Autoignition and Emission Characteristics of Gaseous Fuel Direct Injection Compression Ignition Combustion

An experimental investigation of the autoignition and emission characteristics of transient turbulent gaseous fuel jets in heated and compressed air was conducted in a shock tube facility. Experiments were performed at an initial pressure of 30 bar with initial oxidizer temperatures ranging from 1200 to 1400 K, injection pressures ranging from 60 to 150 bar, and injection durations ranging from 1.0 to 2.5 ms. Methane and 90.0% methane/10.0% ethane blend were used as fuel. Under the operating conditions studied, increasing temperature resulted in a significant decrease in autoignition delay time. Increasing the injection pressure decreased ignition delay as well. The downstream location of the ignition kernel relative to the jet penetration distance was found to be in the range, 0.4
Technical Paper

Auto-ignition of Transient Turbulent Gaseous Fuel Jets at High Pressure

An experimental investigation of the autoignition of transient gaseous fuel jets in heated and compressed air is conducted in a shock tube facility. Experiments are performed at an initial pressure of 30 bar with initial oxidizer temperatures ranging from 1150 K to 1400 K, injection pressures ranging from 60 bar to 150 bar, and with injector tip orifice diameters of 0.275 mm and 1.1 mm. Under the operating conditions studied, increasing temperature results in a significant decrease in autoignition delay time, td. The smaller orifice results in an increase in ignition delay time and variability, as compared with the larger orifice. For initial temperatures below about 1250K, ignition is rarely achieved with the smaller orifice, whereas ignition is always achieved with the larger orifice down to 1150 K. Under the conditions studied, increasing the injection pressure decreases ignition delay, a result dynamically consistent with larger orifice size decreasing ignition delay time.
Technical Paper

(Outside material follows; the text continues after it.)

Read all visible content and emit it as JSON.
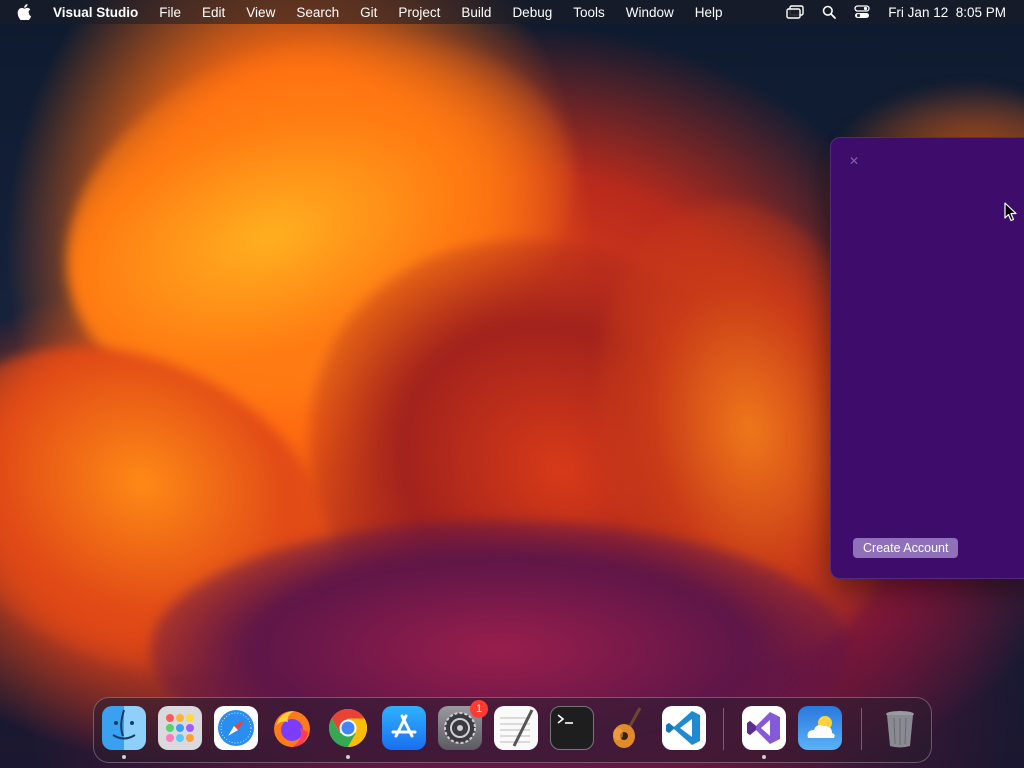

Effect of Impinging Airflow on the Near Nozzle Characteristics of a Gasoline Spray from a Pressure-Swirl Atomiser

The effects of impinging airflow on the near nozzle characteristics of an inwardly opening, high pressure-swirl atomiser are investigated in an optically-accessed, steady-state flow rig designed to emulate the intake flow of a typical, side-injected, 4-valve gasoline direct-injection combustion system. The results indicate that the impinging airflow has a relatively minor effect on the initial break-up of the fuel spray. However, the secondary break-up of the spray, i.e. the break-up of liquid ligaments, the spatial distribution of droplets within the spray and the location of the spray within the cylinder are significantly affected by the impinging air.
Technical Paper

Direct-Injected Hydrogen-Methane Mixtures in a Heavy-Duty Compression Ignition Engine

A diesel pilot-ignited, high-pressure direct-injection of natural gas heavy-duty single-cylinder engine was fuelled with both natural gas and blends of 10% and 23% by volume hydrogen in methane. A single operating condition (6 bar GIMEP, 0.5 ϕ, 800 RPM, 40%EGR) was selected, and the combustion phasing was varied from advanced (mid-point of combustion at top-dead-center) to late (mid-point of combustion at 15°ATDC). Replacing the natural gas with hydrogen/methane blend fuels was found to have a significant influence on engine emissions and on combustion stability. The use of 10%hydrogen was found to slightly reduce PM, CO, and tHC emissions, while improving combustion stability. 23%hydrogen was found to substantially reduce CO and tHC emissions, while slightly increasing NOx. The greatest reductions in CO and tHC, along with a significant reduction in PM, were observed at the latest combustion timings, where combustion stability was lowest.